Is it just me, or can bridges be a little spooky? I’m not sure what it is exactly; sometimes I half expect to see a car crashing through the rail and falling toward the water. I’m still getting used to the massive currents here, as well, which are most tangible (and swirling and gurgling) around the pylons.
But after slipping through the shadow of the bridge, I checked off that little step, then laughed that I’d considered it a ‘step’ at all. As we worked our way upwind, the horizon started to fill with whitecaps, and it had every indication of being a typical breezy summer day. But as we got closer to Marin, the wind stopped building, and stopped blowing altogether. At first I wondered if it was the lee of Angel Island, but the smattering of sailboats all around us had hardly any heel to them. As the wind petered out, the tide started to turn, and we had to fire up the motor to punch through Raccoon Strait and into Ayala Cove.
Bay Area weather will get you every time. Anticipating breeze, I had a good jacket, and even a fleece vest if things got frisky. But all we got was still, blazing sun. As we sat at a mooring, we were roasting like Fourth of July chicken wings on the BBQ. We caked ourselves with sunscreen so that we all looked like geishas, but still we fried (note to self, always keep a light-weight, long-sleeve shirt on board for such rare occasions.

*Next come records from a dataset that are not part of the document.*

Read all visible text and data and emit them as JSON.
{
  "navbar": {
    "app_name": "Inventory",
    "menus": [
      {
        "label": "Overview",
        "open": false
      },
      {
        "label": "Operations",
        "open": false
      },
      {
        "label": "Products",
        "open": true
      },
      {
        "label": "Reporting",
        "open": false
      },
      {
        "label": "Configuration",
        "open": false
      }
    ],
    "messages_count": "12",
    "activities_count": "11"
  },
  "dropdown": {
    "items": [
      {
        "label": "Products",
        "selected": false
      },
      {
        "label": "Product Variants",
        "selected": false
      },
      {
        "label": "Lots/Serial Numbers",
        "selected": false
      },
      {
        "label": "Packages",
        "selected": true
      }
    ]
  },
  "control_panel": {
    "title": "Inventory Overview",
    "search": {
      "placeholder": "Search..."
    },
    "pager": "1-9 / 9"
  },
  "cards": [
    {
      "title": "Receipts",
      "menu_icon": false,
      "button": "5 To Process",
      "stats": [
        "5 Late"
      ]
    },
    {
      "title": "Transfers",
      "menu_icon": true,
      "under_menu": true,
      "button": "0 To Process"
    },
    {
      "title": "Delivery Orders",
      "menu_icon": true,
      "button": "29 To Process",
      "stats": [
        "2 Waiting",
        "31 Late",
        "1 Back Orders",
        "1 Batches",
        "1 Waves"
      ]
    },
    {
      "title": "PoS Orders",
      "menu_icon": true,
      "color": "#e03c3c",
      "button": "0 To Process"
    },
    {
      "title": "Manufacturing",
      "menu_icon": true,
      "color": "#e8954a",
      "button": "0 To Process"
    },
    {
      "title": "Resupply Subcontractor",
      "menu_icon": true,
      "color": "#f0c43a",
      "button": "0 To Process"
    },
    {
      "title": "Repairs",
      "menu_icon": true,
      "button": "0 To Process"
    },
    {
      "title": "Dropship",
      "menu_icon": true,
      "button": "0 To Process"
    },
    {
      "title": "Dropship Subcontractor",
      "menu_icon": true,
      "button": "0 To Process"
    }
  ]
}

And a canopy for shade). The water in Ayala was . . . refreshing . . . or as refreshing as ice-cold water is on the body. Still, it was a hot, lazy afternoon, and we what we lacked in shade and sleeves, we made up for in ice-cold provisions. It was the first time we’d ever been to Angel Island during the week, and we found the whole scene refreshingly quiet and empty. It was absolutely perfect. We were hardcore summering.
We dropped one of the crew off at Tiburon to catch a ferry and caught the flood back. The Bay was teeming with sea life — there were always seals or porpoise somewhere in view. We had about five knots of breeze as we reached past Paradise Cay, before the wind died completely. Stuck between two shipping lanes (complete with oncoming ships), we were reluctant to start the motor. There was a wind line to the west that had promise, and in moments it was whitecapping around us, making for a sporty reach back under the bridge.
The Bay giveth, and the Bay taketh away. But then it giveth again.
How was your holiday week/weekend? How’s your summer? We’d like to know.